Another recurring theme as companies seek to keep on top of cyber crime prevention is the question of whether data security is a task that should be left to the experts. Even for very large companies able to maintain security teams that can operate much like an independent security contractor, the reality is that even those teams often struggle to get the resources they need in an environment where their success may not be the top priority. In contrast, a security agency relies entirely on this strength to remain in business – they have no other task. External agencies are able to be objective about and prioritize security while drawing on a broad range of experience and deep well of expertise and knowledge. This is, in fact, one of the major benefits of moving to the cloud, presuming the right service provider is chosen. A reputable cloud host recognizes that the security of its servers and its ability to protect the data entrusted to it is pivotal to its continued existence. For this reason, cloud servers may well become some of the most secure places to store data into the future.
Government anti-cyber-crime measures
Experts are divided on whether there is really much governments can do to stem the tide of cyber crime, which by its nature operates regardless of national borders.
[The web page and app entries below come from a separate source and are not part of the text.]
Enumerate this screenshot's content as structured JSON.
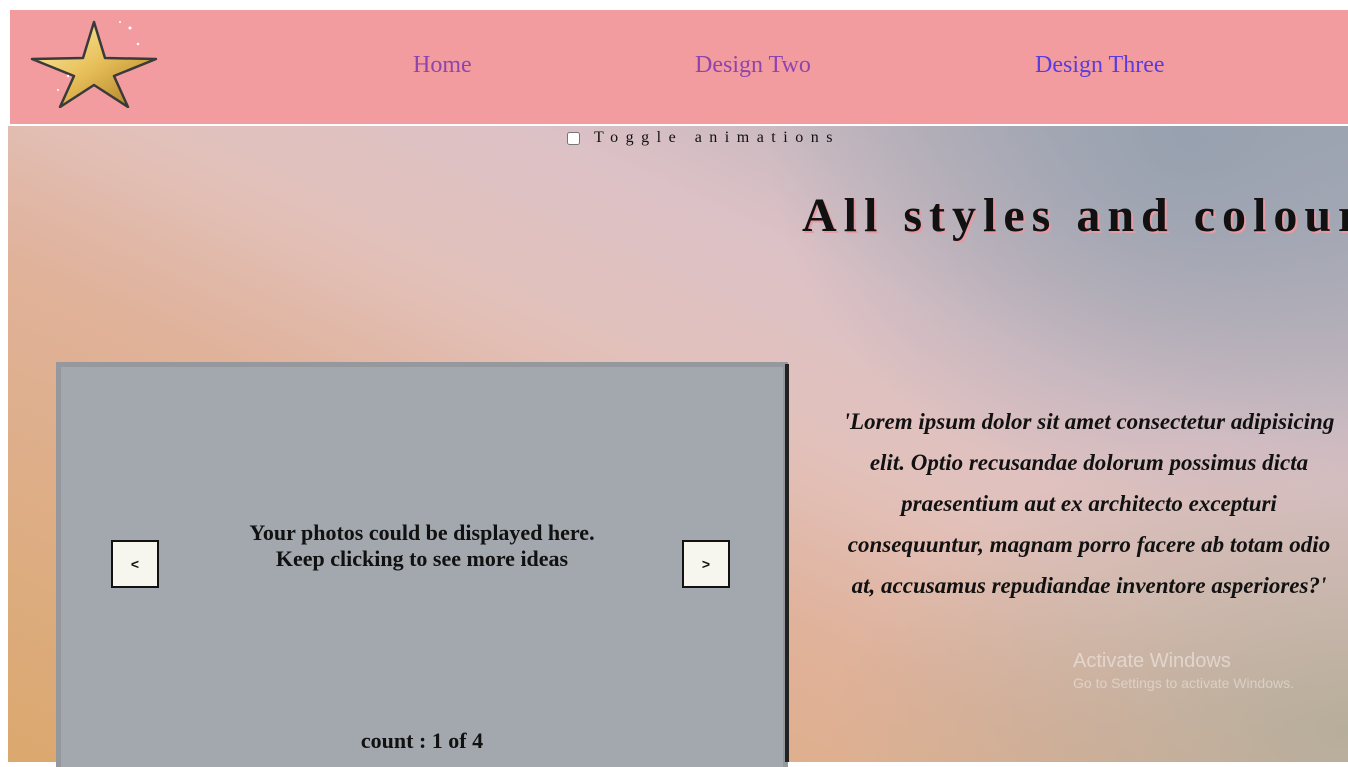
{
  "header": {
    "logo": "gold-star-logo",
    "nav": [
      {
        "label": "Home"
      },
      {
        "label": "Design Two"
      },
      {
        "label": "Design Three"
      }
    ]
  },
  "toggle": {
    "label": "Toggle animations",
    "checked": false
  },
  "headline": "All styles and colour",
  "slider": {
    "caption_line1": "Your photos could be displayed here.",
    "caption_line2": "Keep clicking to see more ideas",
    "prev_label": "<",
    "next_label": ">",
    "count": "count : 1 of 4"
  },
  "quote": "'Lorem ipsum dolor sit amet consectetur adipisicing elit. Optio recusandae dolorum possimus dicta praesentium aut ex architecto excepturi consequuntur, magnam porro facere ab totam odio at, accusamus repudiandae inventore asperiores?'",
  "watermark": {
    "line1": "Activate Windows",
    "line2": "Go to Settings to activate Windows."
  },
  "colors": {
    "header_bg": "#f39c9f",
    "nav_link": "#8e44ad",
    "nav_link_active": "#5a3be0",
    "slider_bg": "#a2a8ad"
  }
}
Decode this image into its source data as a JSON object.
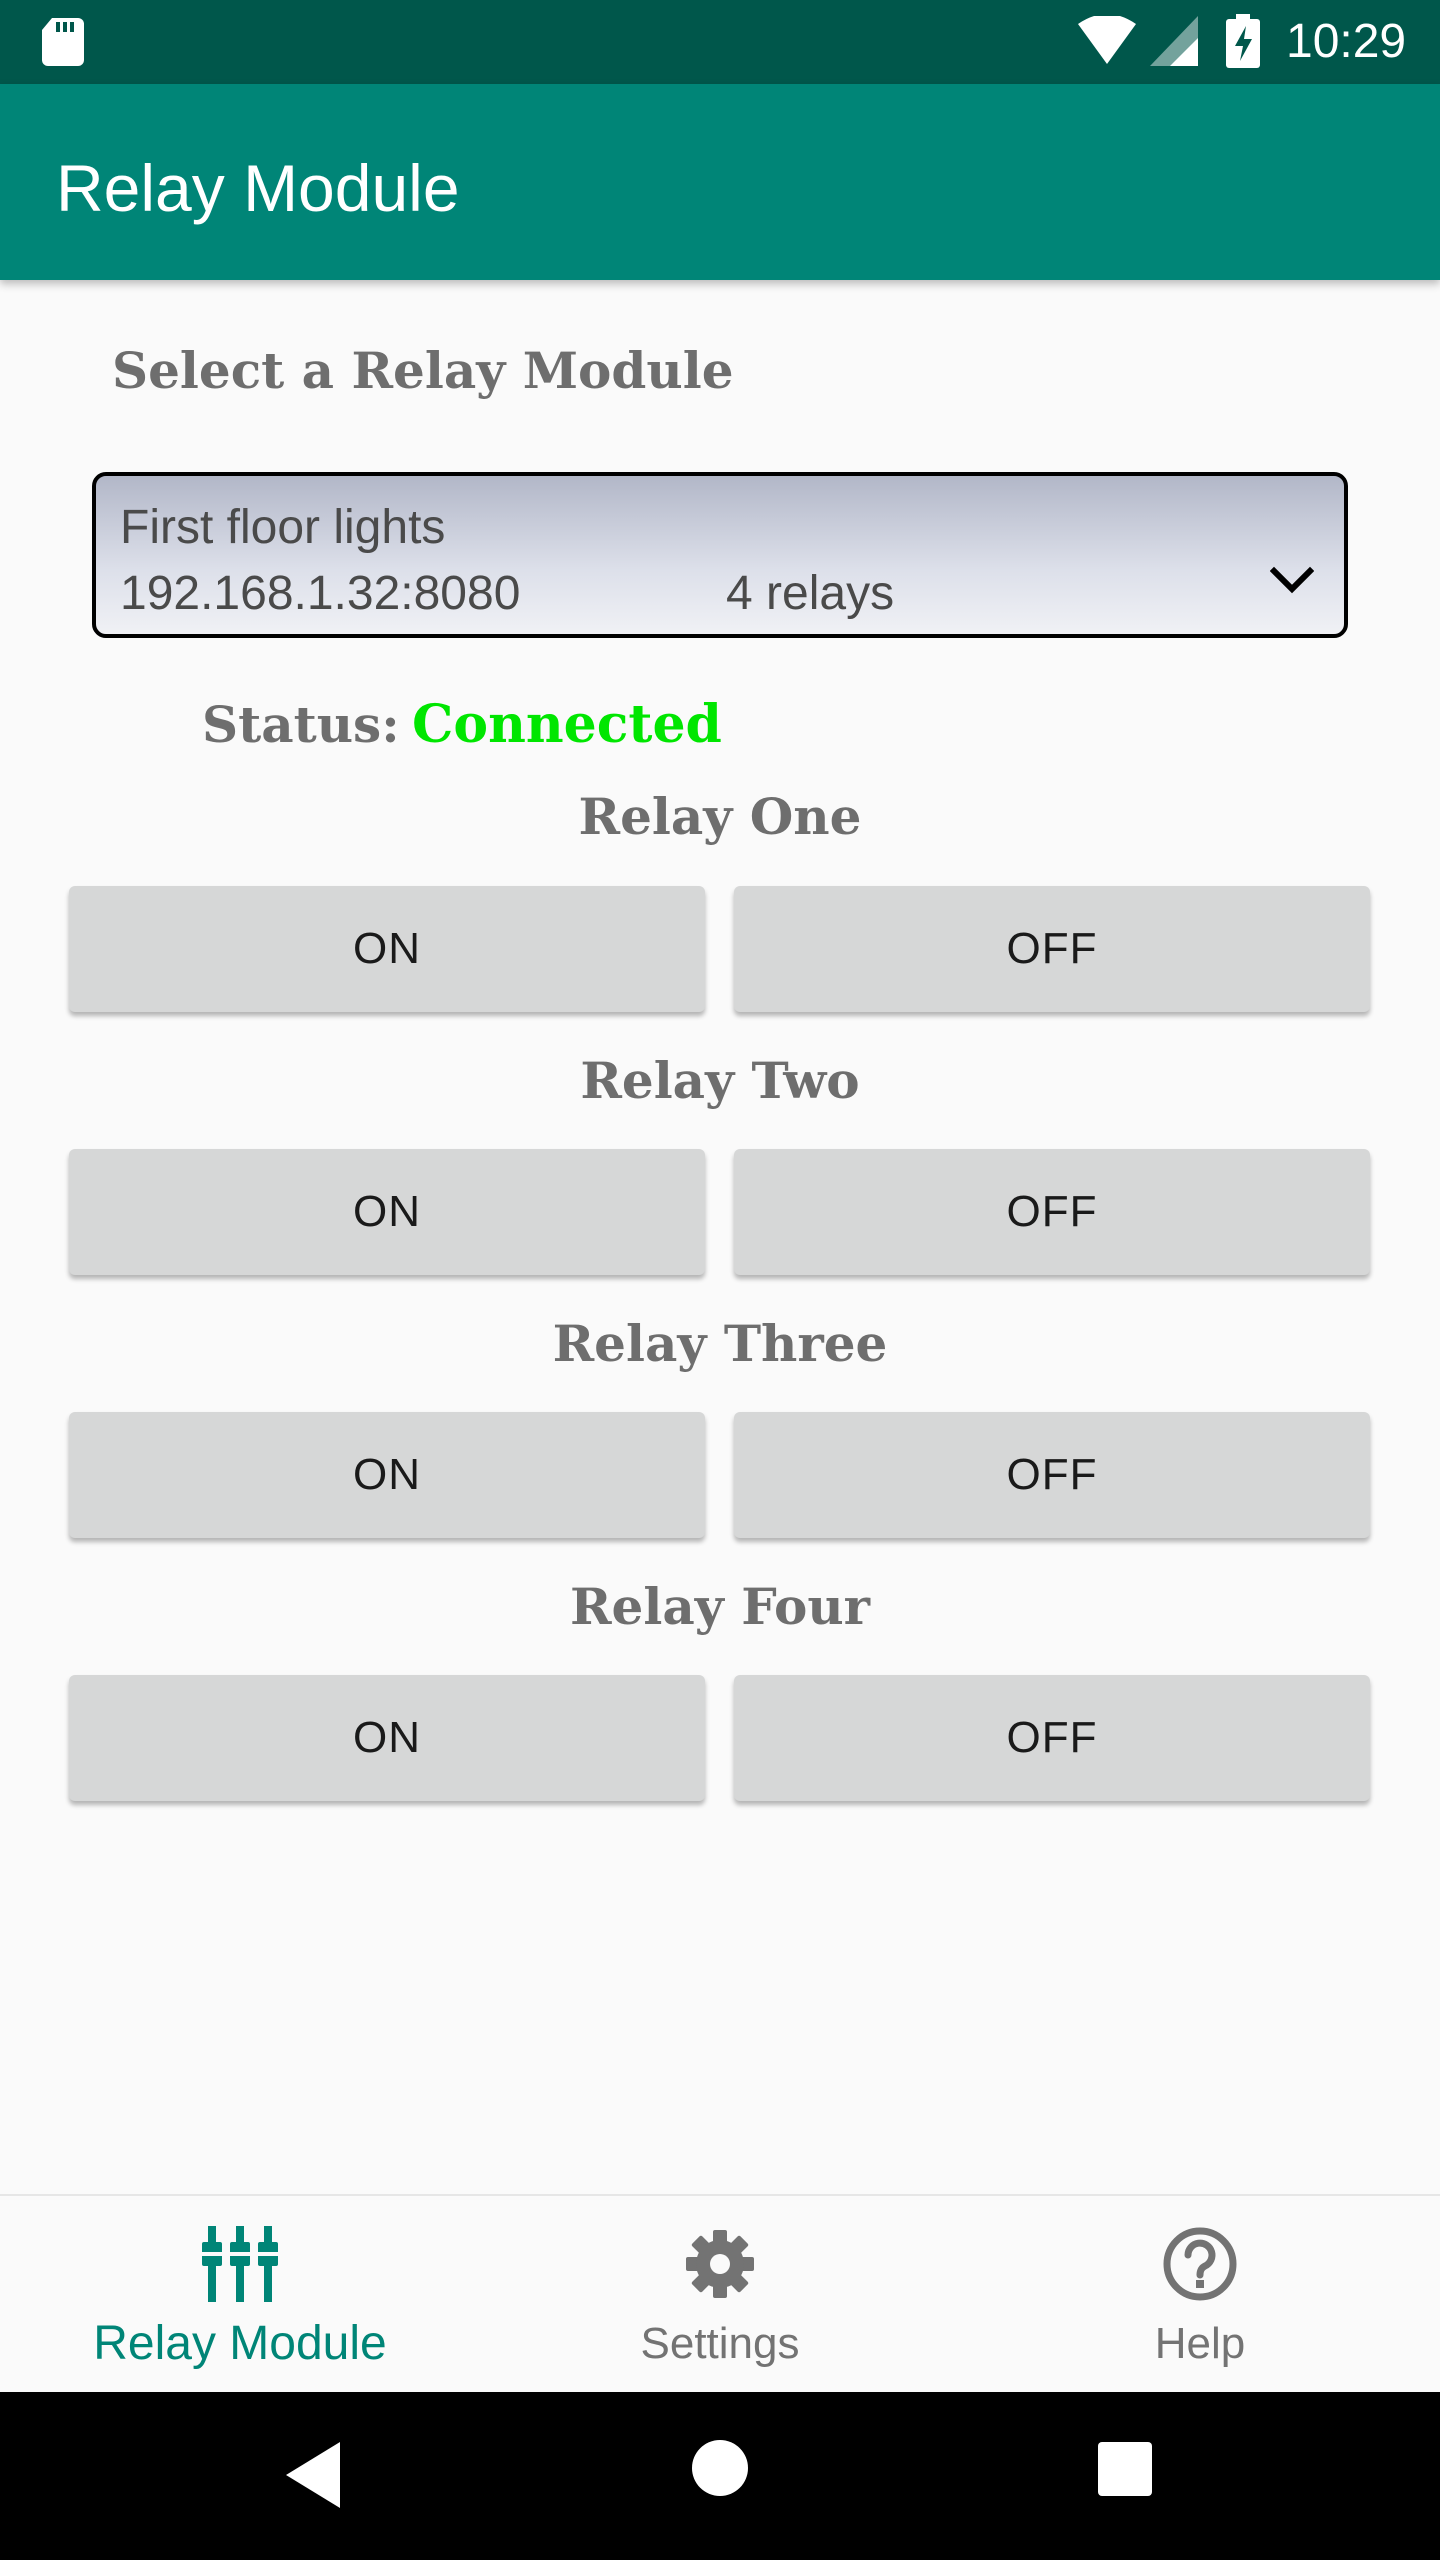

There are, though, many who believe governments will have to become involved, and soon, before the cost of cyber crime outstrips the benefits of conducting business in cyberspace. The call has been raised for an international governing body that would not only work to stop cyber criminals, but would regulate security measures so that companies around the world would be required to employ a strong baseline of prevention and detection methods.
Individual cyber hygiene
Finally, it is time for consumers to accept that they will have to step up their personal online protection if they are to keep their financial and personally identifiable information (PII) safe from criminals. Just as the time once came when folks began to lock their doors and keep the kids close to home, the time has now come to adopt certain precautions in the virtual world. This will mean that certain inconveniences like using a different password for every online service and storing those passwords in a secure app or, better, their own memories, must become a matter of habit. Credit card and loan offers that could once be discarded as junk mail now need to be shredded or otherwise disposed of securely, and credit statements should be reviewed every month. Individuals must be diligent about not opening emails from unfamiliar addresses or clicking on unknown links. Even phone calls that seem to come from benign solicitors or even familiar institutions like banks and workplaces can be phishing attempts these days. The more consumers are educated about how to protect themselves from fraud and identify theft, the fewer claims a company has to cover and the less a store loses on fraudulent purchases that no one – not the credit card holder, the credit card company or the credit card fraudster – is going to cover. What’s more, customers who knows how to protect themselves will have greater confidence in the security of their information, and better informed consumers will always be a benefit to the market.
The time has come for everyone to recognize cyber crime as one of the major threats to economic security facing the individual and the corporation in today’s modern world. We may not yet know how to shut down cyber criminals completely, but much remains to be done before we can say as a community that we have done all we can.
This piece was previously shared on WorkflowStudios.com and has been republished with permission.